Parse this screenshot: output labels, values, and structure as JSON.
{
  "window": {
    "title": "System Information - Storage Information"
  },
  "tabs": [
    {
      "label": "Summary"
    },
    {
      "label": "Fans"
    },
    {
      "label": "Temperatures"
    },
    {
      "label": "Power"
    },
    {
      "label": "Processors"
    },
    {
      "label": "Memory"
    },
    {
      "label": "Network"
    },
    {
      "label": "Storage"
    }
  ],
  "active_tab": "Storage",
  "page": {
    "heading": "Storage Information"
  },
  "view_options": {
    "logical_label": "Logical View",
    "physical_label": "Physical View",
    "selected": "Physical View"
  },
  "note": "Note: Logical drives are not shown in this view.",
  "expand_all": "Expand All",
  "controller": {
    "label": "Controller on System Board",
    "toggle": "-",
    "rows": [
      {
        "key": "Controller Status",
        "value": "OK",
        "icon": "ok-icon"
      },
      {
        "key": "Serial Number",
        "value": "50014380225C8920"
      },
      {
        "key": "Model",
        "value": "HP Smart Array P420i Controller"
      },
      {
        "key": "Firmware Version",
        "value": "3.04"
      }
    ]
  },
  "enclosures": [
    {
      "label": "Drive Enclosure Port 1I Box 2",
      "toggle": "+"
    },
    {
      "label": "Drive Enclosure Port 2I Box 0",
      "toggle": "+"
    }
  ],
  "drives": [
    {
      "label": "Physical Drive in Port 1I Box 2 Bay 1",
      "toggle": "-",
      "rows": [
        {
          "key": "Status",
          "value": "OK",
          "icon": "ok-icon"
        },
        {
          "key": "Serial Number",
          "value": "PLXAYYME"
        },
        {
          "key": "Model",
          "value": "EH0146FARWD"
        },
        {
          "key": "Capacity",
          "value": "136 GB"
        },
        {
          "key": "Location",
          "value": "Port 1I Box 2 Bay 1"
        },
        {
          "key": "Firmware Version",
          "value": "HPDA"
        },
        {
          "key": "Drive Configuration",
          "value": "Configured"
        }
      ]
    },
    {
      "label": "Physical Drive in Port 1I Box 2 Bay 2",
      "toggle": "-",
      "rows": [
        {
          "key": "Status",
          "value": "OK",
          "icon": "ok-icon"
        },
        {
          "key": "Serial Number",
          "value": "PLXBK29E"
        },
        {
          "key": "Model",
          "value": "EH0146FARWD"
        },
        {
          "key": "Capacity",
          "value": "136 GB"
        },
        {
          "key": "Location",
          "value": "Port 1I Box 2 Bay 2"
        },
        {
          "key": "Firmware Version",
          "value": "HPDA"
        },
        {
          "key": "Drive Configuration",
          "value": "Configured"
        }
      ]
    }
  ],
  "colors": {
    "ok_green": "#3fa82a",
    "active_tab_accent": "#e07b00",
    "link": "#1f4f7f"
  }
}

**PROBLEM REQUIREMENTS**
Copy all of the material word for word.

**SOLUTION TO THIS TASK**
Parse this screenshot: output labels, values, and structure as JSON.
{
  "window": {
    "title": "System Information - Storage Information"
  },
  "tabs": [
    {
      "label": "Summary"
    },
    {
      "label": "Fans"
    },
    {
      "label": "Temperatures"
    },
    {
      "label": "Power"
    },
    {
      "label": "Processors"
    },
    {
      "label": "Memory"
    },
    {
      "label": "Network"
    },
    {
      "label": "Storage"
    }
  ],
  "active_tab": "Storage",
  "page": {
    "heading": "Storage Information"
  },
  "view_options": {
    "logical_label": "Logical View",
    "physical_label": "Physical View",
    "selected": "Physical View"
  },
  "note": "Note: Logical drives are not shown in this view.",
  "expand_all": "Expand All",
  "controller": {
    "label": "Controller on System Board",
    "toggle": "-",
    "rows": [
      {
        "key": "Controller Status",
        "value": "OK",
        "icon": "ok-icon"
      },
      {
        "key": "Serial Number",
        "value": "50014380225C8920"
      },
      {
        "key": "Model",
        "value": "HP Smart Array P420i Controller"
      },
      {
        "key": "Firmware Version",
        "value": "3.04"
      }
    ]
  },
  "enclosures": [
    {
      "label": "Drive Enclosure Port 1I Box 2",
      "toggle": "+"
    },
    {
      "label": "Drive Enclosure Port 2I Box 0",
      "toggle": "+"
    }
  ],
  "drives": [
    {
      "label": "Physical Drive in Port 1I Box 2 Bay 1",
      "toggle": "-",
      "rows": [
        {
          "key": "Status",
          "value": "OK",
          "icon": "ok-icon"
        },
        {
          "key": "Serial Number",
          "value": "PLXAYYME"
        },
        {
          "key": "Model",
          "value": "EH0146FARWD"
        },
        {
          "key": "Capacity",
          "value": "136 GB"
        },
        {
          "key": "Location",
          "value": "Port 1I Box 2 Bay 1"
        },
        {
          "key": "Firmware Version",
          "value": "HPDA"
        },
        {
          "key": "Drive Configuration",
          "value": "Configured"
        }
      ]
    },
    {
      "label": "Physical Drive in Port 1I Box 2 Bay 2",
      "toggle": "-",
      "rows": [
        {
          "key": "Status",
          "value": "OK",
          "icon": "ok-icon"
        },
        {
          "key": "Serial Number",
          "value": "PLXBK29E"
        },
        {
          "key": "Model",
          "value": "EH0146FARWD"
        },
        {
          "key": "Capacity",
          "value": "136 GB"
        },
        {
          "key": "Location",
          "value": "Port 1I Box 2 Bay 2"
        },
        {
          "key": "Firmware Version",
          "value": "HPDA"
        },
        {
          "key": "Drive Configuration",
          "value": "Configured"
        }
      ]
    }
  ],
  "colors": {
    "ok_green": "#3fa82a",
    "active_tab_accent": "#e07b00",
    "link": "#1f4f7f"
  }
}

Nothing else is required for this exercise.